Between the shelter and ASAP, there were more than 50 dogs and cats in the arena for adoption.
It was the first year of the arena adoption event where, for the most part, no one actually left with a pet in hand, or on leash in this case.
The shelter now requires adoption applications to help match pets with the right owner.
This means there is a wait time between application acceptance and leaving with your new pet, which is also now spayed/neutered before they are free to go.
Dog adoptions are now $125 and include spay or neuter services, rabies, distemper, parvo and Bordetella vaccines, flea and tick prevention, dewormer and heartworm testing for animals over 6 months old. Cat adoptions are $65 and include spay and neuter services, rabies and FVRCP vaccines, feline leukemia and FIV testing, flea prevention and dewormer.
Adoption fees also include a wellness visit with a local veterinarian.
Courtney Proctor Cross, executive director at the shelter, said she has heard only positive feedback to the changes.
“People are really appreciative of the changes and appreciate the waiting period,” Cross said. “It removes impulsive decision-making. It gives people some time to think about what all it means to adopt a pet and removes the chance of buyer’s remorse.”
Ensuring the pets that enter the shelter find good homes is critical to stop the cycle of unwanted pets ending up on the street and back in the shelter.
The need to end that cycle was clear (last) weekend. Cross said the shelter took in 17 dogs and 13 cats Saturday alone, pushing the shelter to capacity.
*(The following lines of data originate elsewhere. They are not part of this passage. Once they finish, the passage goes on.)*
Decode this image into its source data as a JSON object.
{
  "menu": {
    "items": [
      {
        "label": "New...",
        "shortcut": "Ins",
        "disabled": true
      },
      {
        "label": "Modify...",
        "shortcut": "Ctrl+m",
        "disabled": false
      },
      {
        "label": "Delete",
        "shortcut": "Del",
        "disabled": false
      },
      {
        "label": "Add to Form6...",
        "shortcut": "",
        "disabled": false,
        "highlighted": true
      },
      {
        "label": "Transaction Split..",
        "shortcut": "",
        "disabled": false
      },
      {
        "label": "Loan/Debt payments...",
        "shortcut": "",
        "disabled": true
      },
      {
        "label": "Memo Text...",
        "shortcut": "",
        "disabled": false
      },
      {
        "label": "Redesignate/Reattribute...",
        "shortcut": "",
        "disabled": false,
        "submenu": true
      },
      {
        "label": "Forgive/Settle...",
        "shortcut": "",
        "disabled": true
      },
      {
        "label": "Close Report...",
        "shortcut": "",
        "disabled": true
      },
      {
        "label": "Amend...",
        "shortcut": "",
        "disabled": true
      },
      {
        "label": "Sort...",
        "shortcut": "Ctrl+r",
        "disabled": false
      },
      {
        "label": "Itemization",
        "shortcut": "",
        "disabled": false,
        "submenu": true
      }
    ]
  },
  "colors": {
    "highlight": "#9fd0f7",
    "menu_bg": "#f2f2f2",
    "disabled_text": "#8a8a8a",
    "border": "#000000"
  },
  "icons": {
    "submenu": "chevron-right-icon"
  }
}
Cross said the shelter’s new website will launch in the next few weeks. She hopes it will encourage more people to adopt and speed up the adoption process by allowing people to fill out the adoption application ahead of time.